Exactly as written, return all the data, leaving its pictures behind.
### INPUT DATA ###
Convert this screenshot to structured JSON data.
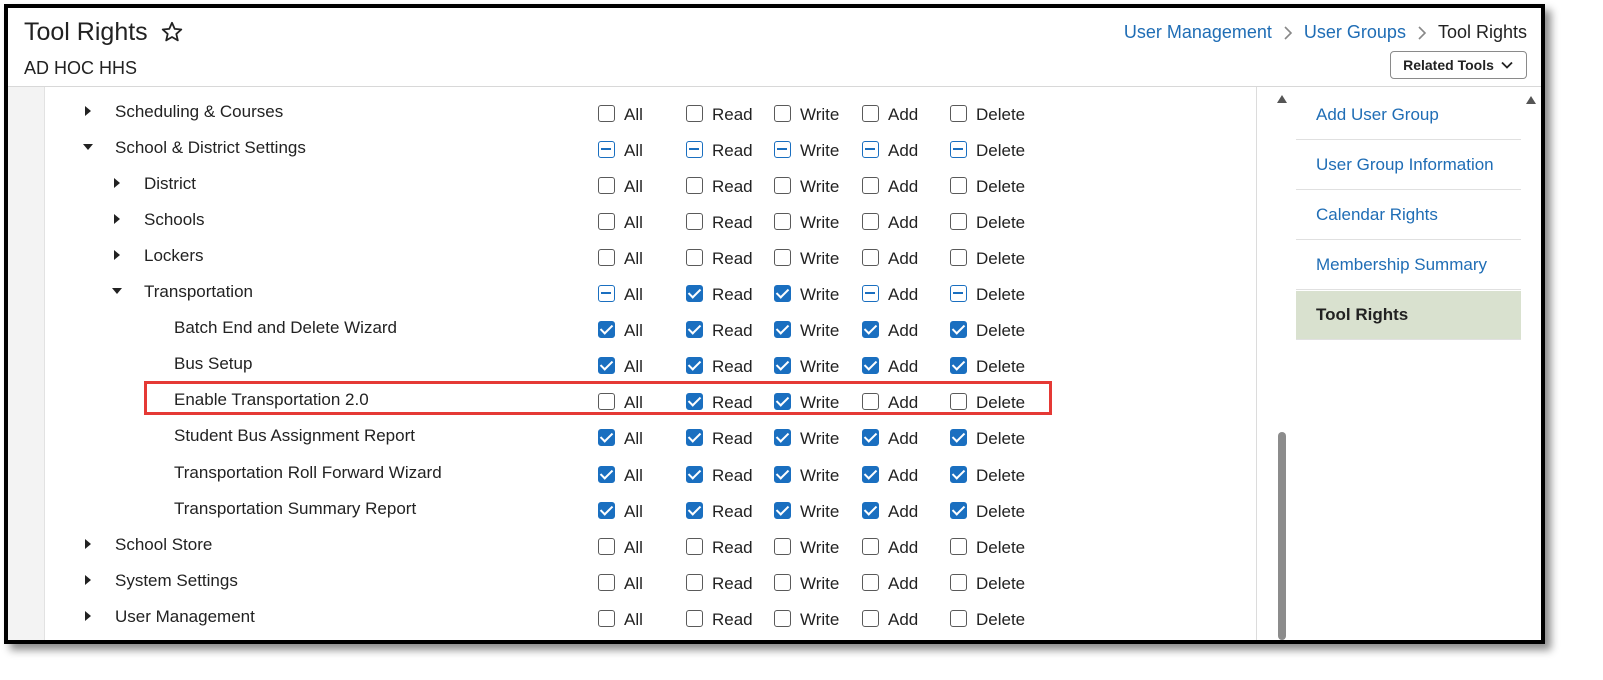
{
  "header": {
    "title": "Tool Rights",
    "subtitle": "AD HOC HHS",
    "breadcrumb": [
      "User Management",
      "User Groups"
    ],
    "breadcrumb_current": "Tool Rights",
    "related_tools_label": "Related Tools"
  },
  "permission_labels": [
    "All",
    "Read",
    "Write",
    "Add",
    "Delete"
  ],
  "tree_rows": [
    {
      "label": "Scheduling & Courses",
      "level": 0,
      "toggle": "collapsed",
      "perms": [
        "unchecked",
        "unchecked",
        "unchecked",
        "unchecked",
        "unchecked"
      ]
    },
    {
      "label": "School & District Settings",
      "level": 0,
      "toggle": "expanded",
      "perms": [
        "partial",
        "partial",
        "partial",
        "partial",
        "partial"
      ]
    },
    {
      "label": "District",
      "level": 1,
      "toggle": "collapsed",
      "perms": [
        "unchecked",
        "unchecked",
        "unchecked",
        "unchecked",
        "unchecked"
      ]
    },
    {
      "label": "Schools",
      "level": 1,
      "toggle": "collapsed",
      "perms": [
        "unchecked",
        "unchecked",
        "unchecked",
        "unchecked",
        "unchecked"
      ]
    },
    {
      "label": "Lockers",
      "level": 1,
      "toggle": "collapsed",
      "perms": [
        "unchecked",
        "unchecked",
        "unchecked",
        "unchecked",
        "unchecked"
      ]
    },
    {
      "label": "Transportation",
      "level": 1,
      "toggle": "expanded",
      "perms": [
        "partial",
        "checked",
        "checked",
        "partial",
        "partial"
      ]
    },
    {
      "label": "Batch End and Delete Wizard",
      "level": 2,
      "toggle": "none",
      "perms": [
        "checked",
        "checked",
        "checked",
        "checked",
        "checked"
      ]
    },
    {
      "label": "Bus Setup",
      "level": 2,
      "toggle": "none",
      "perms": [
        "checked",
        "checked",
        "checked",
        "checked",
        "checked"
      ]
    },
    {
      "label": "Enable Transportation 2.0",
      "level": 2,
      "toggle": "none",
      "highlighted": true,
      "perms": [
        "unchecked",
        "checked",
        "checked",
        "unchecked",
        "unchecked"
      ]
    },
    {
      "label": "Student Bus Assignment Report",
      "level": 2,
      "toggle": "none",
      "perms": [
        "checked",
        "checked",
        "checked",
        "checked",
        "checked"
      ]
    },
    {
      "label": "Transportation Roll Forward Wizard",
      "level": 2,
      "toggle": "none",
      "perms": [
        "checked",
        "checked",
        "checked",
        "checked",
        "checked"
      ]
    },
    {
      "label": "Transportation Summary Report",
      "level": 2,
      "toggle": "none",
      "perms": [
        "checked",
        "checked",
        "checked",
        "checked",
        "checked"
      ]
    },
    {
      "label": "School Store",
      "level": 0,
      "toggle": "collapsed",
      "perms": [
        "unchecked",
        "unchecked",
        "unchecked",
        "unchecked",
        "unchecked"
      ]
    },
    {
      "label": "System Settings",
      "level": 0,
      "toggle": "collapsed",
      "perms": [
        "unchecked",
        "unchecked",
        "unchecked",
        "unchecked",
        "unchecked"
      ]
    },
    {
      "label": "User Management",
      "level": 0,
      "toggle": "collapsed",
      "perms": [
        "unchecked",
        "unchecked",
        "unchecked",
        "unchecked",
        "unchecked"
      ]
    }
  ],
  "side_nav": [
    {
      "label": "Add User Group",
      "active": false
    },
    {
      "label": "User Group Information",
      "active": false
    },
    {
      "label": "Calendar Rights",
      "active": false
    },
    {
      "label": "Membership Summary",
      "active": false
    },
    {
      "label": "Tool Rights",
      "active": true
    }
  ],
  "colors": {
    "link": "#1f6db5",
    "checkbox_checked": "#1a6fc0",
    "active_nav_bg": "#d9e1cf",
    "highlight_border": "#e53935"
  },
  "icons": {
    "favorite": "star-outline-icon",
    "breadcrumb_separator": "chevron-right-icon",
    "related_tools": "chevron-down-icon",
    "tree_collapsed": "triangle-right-icon",
    "tree_expanded": "triangle-down-icon"
  }
}
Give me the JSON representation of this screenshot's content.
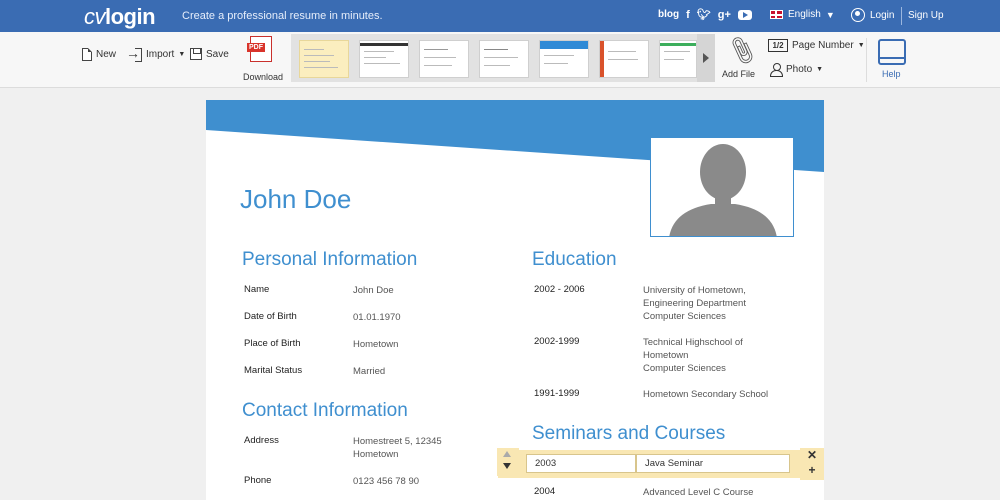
{
  "header": {
    "logo_cv": "cv",
    "logo_text": "login",
    "tagline": "Create a professional resume in minutes.",
    "blog": "blog",
    "language": "English",
    "login": "Login",
    "signup": "Sign Up"
  },
  "toolbar": {
    "new": "New",
    "import": "Import",
    "save": "Save",
    "pdf_badge": "PDF",
    "download": "Download",
    "add_file": "Add File",
    "page_number_icon": "1/2",
    "page_number": "Page Number",
    "photo": "Photo",
    "help": "Help"
  },
  "templates": [
    {
      "accent": "#f4d98a",
      "selected": true
    },
    {
      "accent": "#333333",
      "selected": false
    },
    {
      "accent": "#999999",
      "selected": false
    },
    {
      "accent": "#888888",
      "selected": false
    },
    {
      "accent": "#2f8ad6",
      "selected": false
    },
    {
      "accent": "#d9522b",
      "selected": false
    },
    {
      "accent": "#3cae5c",
      "selected": false
    }
  ],
  "colors": {
    "brand": "#3a6cb3",
    "resume_accent": "#3f8fcf",
    "edit_highlight": "#f9e7b3"
  },
  "resume": {
    "name": "John Doe",
    "personal_title": "Personal Information",
    "personal": [
      {
        "label": "Name",
        "value": "John Doe"
      },
      {
        "label": "Date of Birth",
        "value": "01.01.1970"
      },
      {
        "label": "Place of Birth",
        "value": "Hometown"
      },
      {
        "label": "Marital Status",
        "value": "Married"
      }
    ],
    "contact_title": "Contact Information",
    "contact": [
      {
        "label": "Address",
        "value": "Homestreet 5, 12345\nHometown"
      },
      {
        "label": "Phone",
        "value": "0123 456 78 90"
      }
    ],
    "education_title": "Education",
    "education": [
      {
        "years": "2002 - 2006",
        "value": "University of Hometown,\nEngineering Department\nComputer Sciences"
      },
      {
        "years": "2002-1999",
        "value": "Technical Highschool of\nHometown\nComputer Sciences"
      },
      {
        "years": "1991-1999",
        "value": "Hometown Secondary School"
      }
    ],
    "seminars_title": "Seminars and Courses",
    "seminars": [
      {
        "year": "2003",
        "value": "Java Seminar"
      },
      {
        "year": "2004",
        "value": "Advanced Level C Course"
      }
    ]
  }
}
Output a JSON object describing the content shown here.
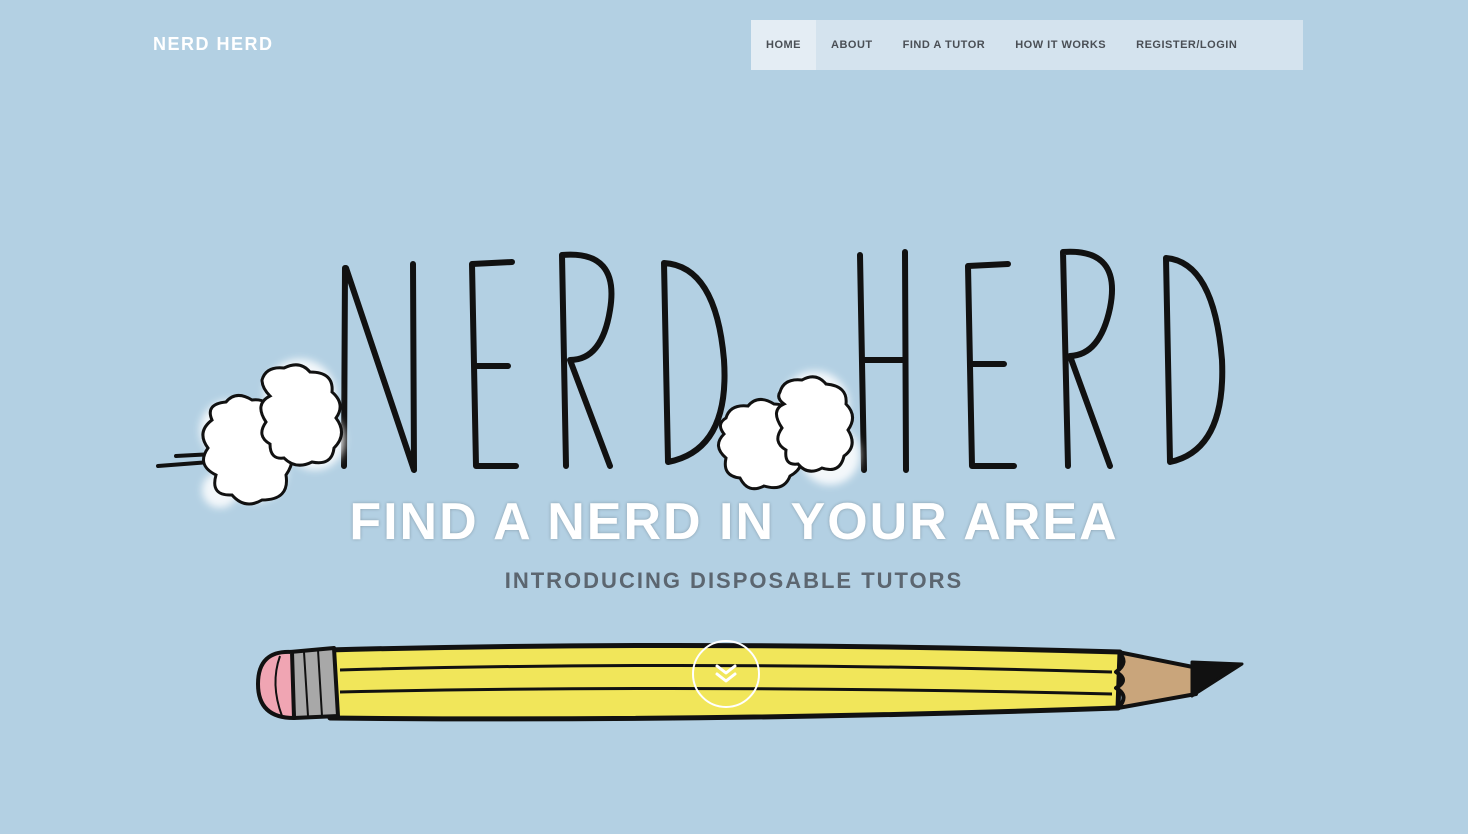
{
  "brand": {
    "name": "NERD HERD"
  },
  "nav": {
    "items": [
      {
        "label": "HOME",
        "active": true
      },
      {
        "label": "ABOUT"
      },
      {
        "label": "FIND A TUTOR"
      },
      {
        "label": "HOW IT WORKS"
      },
      {
        "label": "REGISTER/LOGIN"
      }
    ]
  },
  "hero": {
    "logo_text": "NERD HERD",
    "headline": "FIND A NERD IN YOUR AREA",
    "subheadline": "INTRODUCING DISPOSABLE TUTORS",
    "scroll_icon": "double-chevron-down-icon"
  },
  "colors": {
    "background": "#b3d0e3",
    "nav_background": "#d4e3ee",
    "headline": "#ffffff",
    "subheadline": "#5c6670",
    "pencil_body": "#f1e65a",
    "eraser": "#f0a5b3"
  }
}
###
COMPLETED EXERCISE:
Convert this screenshot to structured JSON data.
{
  "header": {
    "title": "Tool Rights",
    "subtitle": "AD HOC HHS",
    "breadcrumb": [
      "User Management",
      "User Groups"
    ],
    "breadcrumb_current": "Tool Rights",
    "related_tools_label": "Related Tools"
  },
  "permission_labels": [
    "All",
    "Read",
    "Write",
    "Add",
    "Delete"
  ],
  "tree_rows": [
    {
      "label": "Scheduling & Courses",
      "level": 0,
      "toggle": "collapsed",
      "perms": [
        "unchecked",
        "unchecked",
        "unchecked",
        "unchecked",
        "unchecked"
      ]
    },
    {
      "label": "School & District Settings",
      "level": 0,
      "toggle": "expanded",
      "perms": [
        "partial",
        "partial",
        "partial",
        "partial",
        "partial"
      ]
    },
    {
      "label": "District",
      "level": 1,
      "toggle": "collapsed",
      "perms": [
        "unchecked",
        "unchecked",
        "unchecked",
        "unchecked",
        "unchecked"
      ]
    },
    {
      "label": "Schools",
      "level": 1,
      "toggle": "collapsed",
      "perms": [
        "unchecked",
        "unchecked",
        "unchecked",
        "unchecked",
        "unchecked"
      ]
    },
    {
      "label": "Lockers",
      "level": 1,
      "toggle": "collapsed",
      "perms": [
        "unchecked",
        "unchecked",
        "unchecked",
        "unchecked",
        "unchecked"
      ]
    },
    {
      "label": "Transportation",
      "level": 1,
      "toggle": "expanded",
      "perms": [
        "partial",
        "checked",
        "checked",
        "partial",
        "partial"
      ]
    },
    {
      "label": "Batch End and Delete Wizard",
      "level": 2,
      "toggle": "none",
      "perms": [
        "checked",
        "checked",
        "checked",
        "checked",
        "checked"
      ]
    },
    {
      "label": "Bus Setup",
      "level": 2,
      "toggle": "none",
      "perms": [
        "checked",
        "checked",
        "checked",
        "checked",
        "checked"
      ]
    },
    {
      "label": "Enable Transportation 2.0",
      "level": 2,
      "toggle": "none",
      "highlighted": true,
      "perms": [
        "unchecked",
        "checked",
        "checked",
        "unchecked",
        "unchecked"
      ]
    },
    {
      "label": "Student Bus Assignment Report",
      "level": 2,
      "toggle": "none",
      "perms": [
        "checked",
        "checked",
        "checked",
        "checked",
        "checked"
      ]
    },
    {
      "label": "Transportation Roll Forward Wizard",
      "level": 2,
      "toggle": "none",
      "perms": [
        "checked",
        "checked",
        "checked",
        "checked",
        "checked"
      ]
    },
    {
      "label": "Transportation Summary Report",
      "level": 2,
      "toggle": "none",
      "perms": [
        "checked",
        "checked",
        "checked",
        "checked",
        "checked"
      ]
    },
    {
      "label": "School Store",
      "level": 0,
      "toggle": "collapsed",
      "perms": [
        "unchecked",
        "unchecked",
        "unchecked",
        "unchecked",
        "unchecked"
      ]
    },
    {
      "label": "System Settings",
      "level": 0,
      "toggle": "collapsed",
      "perms": [
        "unchecked",
        "unchecked",
        "unchecked",
        "unchecked",
        "unchecked"
      ]
    },
    {
      "label": "User Management",
      "level": 0,
      "toggle": "collapsed",
      "perms": [
        "unchecked",
        "unchecked",
        "unchecked",
        "unchecked",
        "unchecked"
      ]
    }
  ],
  "side_nav": [
    {
      "label": "Add User Group",
      "active": false
    },
    {
      "label": "User Group Information",
      "active": false
    },
    {
      "label": "Calendar Rights",
      "active": false
    },
    {
      "label": "Membership Summary",
      "active": false
    },
    {
      "label": "Tool Rights",
      "active": true
    }
  ],
  "colors": {
    "link": "#1f6db5",
    "checkbox_checked": "#1a6fc0",
    "active_nav_bg": "#d9e1cf",
    "highlight_border": "#e53935"
  },
  "icons": {
    "favorite": "star-outline-icon",
    "breadcrumb_separator": "chevron-right-icon",
    "related_tools": "chevron-down-icon",
    "tree_collapsed": "triangle-right-icon",
    "tree_expanded": "triangle-down-icon"
  }
}
Give me the JSON representation of this screenshot's content.
{
  "header": {
    "logo_cv": "cv",
    "logo_text": "login",
    "tagline": "Create a professional resume in minutes.",
    "blog": "blog",
    "language": "English",
    "login": "Login",
    "signup": "Sign Up"
  },
  "toolbar": {
    "new": "New",
    "import": "Import",
    "save": "Save",
    "pdf_badge": "PDF",
    "download": "Download",
    "add_file": "Add File",
    "page_number_icon": "1/2",
    "page_number": "Page Number",
    "photo": "Photo",
    "help": "Help"
  },
  "templates": [
    {
      "accent": "#f4d98a",
      "selected": true
    },
    {
      "accent": "#333333",
      "selected": false
    },
    {
      "accent": "#999999",
      "selected": false
    },
    {
      "accent": "#888888",
      "selected": false
    },
    {
      "accent": "#2f8ad6",
      "selected": false
    },
    {
      "accent": "#d9522b",
      "selected": false
    },
    {
      "accent": "#3cae5c",
      "selected": false
    }
  ],
  "colors": {
    "brand": "#3a6cb3",
    "resume_accent": "#3f8fcf",
    "edit_highlight": "#f9e7b3"
  },
  "resume": {
    "name": "John Doe",
    "personal_title": "Personal Information",
    "personal": [
      {
        "label": "Name",
        "value": "John Doe"
      },
      {
        "label": "Date of Birth",
        "value": "01.01.1970"
      },
      {
        "label": "Place of Birth",
        "value": "Hometown"
      },
      {
        "label": "Marital Status",
        "value": "Married"
      }
    ],
    "contact_title": "Contact Information",
    "contact": [
      {
        "label": "Address",
        "value": "Homestreet 5, 12345\nHometown"
      },
      {
        "label": "Phone",
        "value": "0123 456 78 90"
      }
    ],
    "education_title": "Education",
    "education": [
      {
        "years": "2002 - 2006",
        "value": "University of Hometown,\nEngineering Department\nComputer Sciences"
      },
      {
        "years": "2002-1999",
        "value": "Technical Highschool of\nHometown\nComputer Sciences"
      },
      {
        "years": "1991-1999",
        "value": "Hometown Secondary School"
      }
    ],
    "seminars_title": "Seminars and Courses",
    "seminars": [
      {
        "year": "2003",
        "value": "Java Seminar"
      },
      {
        "year": "2004",
        "value": "Advanced Level C Course"
      }
    ]
  }
}
Output a JSON object describing the content shown here.
{
  "brand": {
    "name": "NERD HERD"
  },
  "nav": {
    "items": [
      {
        "label": "HOME",
        "active": true
      },
      {
        "label": "ABOUT"
      },
      {
        "label": "FIND A TUTOR"
      },
      {
        "label": "HOW IT WORKS"
      },
      {
        "label": "REGISTER/LOGIN"
      }
    ]
  },
  "hero": {
    "logo_text": "NERD HERD",
    "headline": "FIND A NERD IN YOUR AREA",
    "subheadline": "INTRODUCING DISPOSABLE TUTORS",
    "scroll_icon": "double-chevron-down-icon"
  },
  "colors": {
    "background": "#b3d0e3",
    "nav_background": "#d4e3ee",
    "headline": "#ffffff",
    "subheadline": "#5c6670",
    "pencil_body": "#f1e65a",
    "eraser": "#f0a5b3"
  }
}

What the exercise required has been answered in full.